By Anthony Annakin-Smith. University of Chester. £19.99. Available from the publisher
www.chester.ac.uk/university-press and the usual booksellers from 29 November 2019

The early Neston collieries operated for almost 100 years and were notable in many ways, for example for the devastating acts of sabotage committed by one mine owner on the neighbouring works, for the use of canals for hauling coal deep under the Dee Estuary, and for introducing the earliest steam engine in west Cheshire. There are also links to famous names such as George Stephenson and Nelson’s future mistress, Emma, Lady Hamilton.

The extensively illustrated book gives a comprehensive review of every aspect of the early Neston collieries – not just how the mines operated but also, for example, the social background of the colliers including their health, children, education and living conditions; the operation of the land and sea trades which saw Neston’s coal shipped as far as the Americas; and the network of links to Chester, Wales, Lancashire and beyond which enabled the mines to survive. Comprehensive research into the life of every known Neston collier means that there is a wealth of information on the often pitiful lives of the men and children who worked at the mines. Events are placed in the context of the profound changes which were affecting Britain during the Industrial Revolution.

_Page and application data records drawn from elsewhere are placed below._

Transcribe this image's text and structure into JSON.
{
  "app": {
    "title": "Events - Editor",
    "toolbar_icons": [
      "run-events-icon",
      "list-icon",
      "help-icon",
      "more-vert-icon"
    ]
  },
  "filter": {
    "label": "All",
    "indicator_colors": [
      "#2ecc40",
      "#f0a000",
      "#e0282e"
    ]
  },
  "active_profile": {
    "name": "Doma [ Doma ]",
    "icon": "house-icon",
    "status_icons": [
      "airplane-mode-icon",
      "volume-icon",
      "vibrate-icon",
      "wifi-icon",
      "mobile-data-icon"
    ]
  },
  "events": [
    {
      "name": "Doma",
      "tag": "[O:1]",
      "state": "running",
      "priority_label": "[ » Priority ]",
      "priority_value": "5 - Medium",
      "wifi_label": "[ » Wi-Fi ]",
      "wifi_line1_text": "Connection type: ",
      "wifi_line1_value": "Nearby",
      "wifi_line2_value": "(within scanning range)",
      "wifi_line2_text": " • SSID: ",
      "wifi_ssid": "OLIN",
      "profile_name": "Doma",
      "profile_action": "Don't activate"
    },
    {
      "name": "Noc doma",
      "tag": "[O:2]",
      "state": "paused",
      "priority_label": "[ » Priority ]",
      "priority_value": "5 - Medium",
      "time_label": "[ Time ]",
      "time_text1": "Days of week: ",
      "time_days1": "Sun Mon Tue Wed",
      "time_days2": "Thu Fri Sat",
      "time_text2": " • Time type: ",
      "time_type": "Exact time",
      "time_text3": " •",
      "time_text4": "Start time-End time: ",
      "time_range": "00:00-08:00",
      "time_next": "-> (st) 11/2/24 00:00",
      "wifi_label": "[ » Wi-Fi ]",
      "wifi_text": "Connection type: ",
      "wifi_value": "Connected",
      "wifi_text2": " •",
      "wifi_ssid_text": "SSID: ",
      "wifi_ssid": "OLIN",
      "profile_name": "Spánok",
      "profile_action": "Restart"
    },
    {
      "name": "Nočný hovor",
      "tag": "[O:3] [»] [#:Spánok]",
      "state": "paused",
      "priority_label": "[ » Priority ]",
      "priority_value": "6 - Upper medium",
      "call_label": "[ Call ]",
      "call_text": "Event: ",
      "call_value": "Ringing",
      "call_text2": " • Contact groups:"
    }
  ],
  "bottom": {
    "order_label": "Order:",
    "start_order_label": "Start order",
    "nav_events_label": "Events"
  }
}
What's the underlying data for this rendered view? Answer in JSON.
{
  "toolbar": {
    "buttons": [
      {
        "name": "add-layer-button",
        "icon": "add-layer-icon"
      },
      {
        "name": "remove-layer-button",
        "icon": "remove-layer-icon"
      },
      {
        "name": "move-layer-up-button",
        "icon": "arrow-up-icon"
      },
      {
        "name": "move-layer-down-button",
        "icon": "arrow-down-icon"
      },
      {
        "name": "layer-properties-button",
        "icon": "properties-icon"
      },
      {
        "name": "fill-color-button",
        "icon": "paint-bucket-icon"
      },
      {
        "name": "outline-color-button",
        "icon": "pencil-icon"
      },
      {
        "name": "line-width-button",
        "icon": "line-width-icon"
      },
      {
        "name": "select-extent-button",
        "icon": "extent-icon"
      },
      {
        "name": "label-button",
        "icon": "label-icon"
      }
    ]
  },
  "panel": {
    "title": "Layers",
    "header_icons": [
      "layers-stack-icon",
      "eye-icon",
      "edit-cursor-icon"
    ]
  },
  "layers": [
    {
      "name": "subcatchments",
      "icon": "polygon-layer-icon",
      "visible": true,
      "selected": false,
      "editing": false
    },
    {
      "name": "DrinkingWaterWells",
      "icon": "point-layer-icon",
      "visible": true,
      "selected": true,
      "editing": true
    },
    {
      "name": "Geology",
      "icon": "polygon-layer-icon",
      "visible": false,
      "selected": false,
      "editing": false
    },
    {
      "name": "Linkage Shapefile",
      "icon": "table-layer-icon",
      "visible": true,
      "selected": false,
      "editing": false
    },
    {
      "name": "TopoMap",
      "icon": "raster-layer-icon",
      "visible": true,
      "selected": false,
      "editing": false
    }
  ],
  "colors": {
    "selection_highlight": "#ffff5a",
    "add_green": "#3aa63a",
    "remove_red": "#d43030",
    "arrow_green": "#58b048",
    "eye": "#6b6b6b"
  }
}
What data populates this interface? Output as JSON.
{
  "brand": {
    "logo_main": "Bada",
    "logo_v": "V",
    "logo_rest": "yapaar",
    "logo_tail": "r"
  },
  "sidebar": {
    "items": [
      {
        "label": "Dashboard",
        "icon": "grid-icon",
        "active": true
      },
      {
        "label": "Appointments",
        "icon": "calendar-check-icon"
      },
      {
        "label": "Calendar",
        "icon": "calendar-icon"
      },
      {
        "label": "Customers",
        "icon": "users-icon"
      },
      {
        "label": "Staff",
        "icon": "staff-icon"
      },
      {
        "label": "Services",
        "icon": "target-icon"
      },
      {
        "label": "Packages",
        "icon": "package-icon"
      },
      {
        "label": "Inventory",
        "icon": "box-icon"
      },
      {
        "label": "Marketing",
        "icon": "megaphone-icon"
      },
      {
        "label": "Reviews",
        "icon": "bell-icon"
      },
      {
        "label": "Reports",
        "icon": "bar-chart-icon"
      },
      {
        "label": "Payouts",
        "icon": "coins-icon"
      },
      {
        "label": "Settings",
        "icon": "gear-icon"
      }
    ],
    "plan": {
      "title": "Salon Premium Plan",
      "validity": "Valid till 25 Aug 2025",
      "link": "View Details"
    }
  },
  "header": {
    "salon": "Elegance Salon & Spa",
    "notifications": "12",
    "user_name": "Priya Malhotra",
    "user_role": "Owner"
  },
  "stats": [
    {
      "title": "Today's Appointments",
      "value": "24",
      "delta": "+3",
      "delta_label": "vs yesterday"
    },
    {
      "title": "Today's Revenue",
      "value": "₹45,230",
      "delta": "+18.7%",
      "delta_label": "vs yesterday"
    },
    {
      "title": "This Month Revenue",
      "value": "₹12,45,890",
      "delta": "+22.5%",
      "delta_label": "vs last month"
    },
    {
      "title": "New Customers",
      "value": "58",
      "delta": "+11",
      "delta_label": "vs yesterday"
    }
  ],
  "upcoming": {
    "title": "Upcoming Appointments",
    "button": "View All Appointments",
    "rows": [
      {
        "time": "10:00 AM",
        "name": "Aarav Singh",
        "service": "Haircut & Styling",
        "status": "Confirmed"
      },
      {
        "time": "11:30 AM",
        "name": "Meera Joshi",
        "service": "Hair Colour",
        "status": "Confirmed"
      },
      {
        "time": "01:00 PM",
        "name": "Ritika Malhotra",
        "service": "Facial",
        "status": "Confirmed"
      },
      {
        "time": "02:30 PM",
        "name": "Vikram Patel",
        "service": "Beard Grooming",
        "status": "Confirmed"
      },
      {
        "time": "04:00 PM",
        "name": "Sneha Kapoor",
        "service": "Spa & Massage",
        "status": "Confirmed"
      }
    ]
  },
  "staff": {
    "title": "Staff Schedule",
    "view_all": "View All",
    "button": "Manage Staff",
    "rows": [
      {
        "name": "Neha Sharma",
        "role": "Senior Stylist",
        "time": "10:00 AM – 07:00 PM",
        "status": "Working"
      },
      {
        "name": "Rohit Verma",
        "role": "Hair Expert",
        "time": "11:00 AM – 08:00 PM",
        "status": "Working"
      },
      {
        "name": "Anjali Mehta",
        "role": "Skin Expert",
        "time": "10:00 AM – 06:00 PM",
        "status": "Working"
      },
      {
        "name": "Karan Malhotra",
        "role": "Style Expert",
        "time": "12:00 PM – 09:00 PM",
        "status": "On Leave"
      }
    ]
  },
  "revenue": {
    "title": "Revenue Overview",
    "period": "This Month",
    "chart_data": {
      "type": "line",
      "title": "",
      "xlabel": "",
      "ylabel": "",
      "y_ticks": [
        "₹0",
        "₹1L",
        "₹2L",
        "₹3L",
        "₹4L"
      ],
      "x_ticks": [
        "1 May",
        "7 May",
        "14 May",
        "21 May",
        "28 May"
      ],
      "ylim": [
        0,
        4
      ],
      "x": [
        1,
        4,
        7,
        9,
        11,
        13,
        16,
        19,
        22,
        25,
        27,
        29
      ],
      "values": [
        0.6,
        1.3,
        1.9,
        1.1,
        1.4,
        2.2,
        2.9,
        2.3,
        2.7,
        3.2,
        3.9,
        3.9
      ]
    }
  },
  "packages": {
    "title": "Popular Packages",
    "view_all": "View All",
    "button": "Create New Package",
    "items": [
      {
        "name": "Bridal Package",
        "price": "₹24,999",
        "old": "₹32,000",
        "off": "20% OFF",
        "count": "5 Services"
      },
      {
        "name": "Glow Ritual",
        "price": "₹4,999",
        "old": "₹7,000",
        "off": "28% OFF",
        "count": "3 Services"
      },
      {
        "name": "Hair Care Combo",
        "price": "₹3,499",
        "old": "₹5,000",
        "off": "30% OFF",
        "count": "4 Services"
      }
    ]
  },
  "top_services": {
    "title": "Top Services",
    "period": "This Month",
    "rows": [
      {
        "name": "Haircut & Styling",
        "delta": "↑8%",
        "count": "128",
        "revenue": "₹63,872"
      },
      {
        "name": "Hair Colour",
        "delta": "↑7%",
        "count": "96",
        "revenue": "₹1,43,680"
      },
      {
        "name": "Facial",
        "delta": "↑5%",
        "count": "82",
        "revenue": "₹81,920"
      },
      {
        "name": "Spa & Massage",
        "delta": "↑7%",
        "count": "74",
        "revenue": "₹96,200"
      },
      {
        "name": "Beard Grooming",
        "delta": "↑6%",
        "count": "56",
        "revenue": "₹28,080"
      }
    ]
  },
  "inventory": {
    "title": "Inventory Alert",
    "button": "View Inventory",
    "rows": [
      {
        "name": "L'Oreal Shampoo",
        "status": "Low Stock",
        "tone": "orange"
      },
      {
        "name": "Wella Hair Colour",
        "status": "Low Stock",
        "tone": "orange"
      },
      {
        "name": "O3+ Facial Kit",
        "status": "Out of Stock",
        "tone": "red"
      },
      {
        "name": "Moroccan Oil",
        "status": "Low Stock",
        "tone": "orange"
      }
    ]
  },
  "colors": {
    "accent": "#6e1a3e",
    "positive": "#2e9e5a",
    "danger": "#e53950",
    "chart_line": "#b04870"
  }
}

The book will appeal to those with an interest in industrial, social or local history as well as to family historians.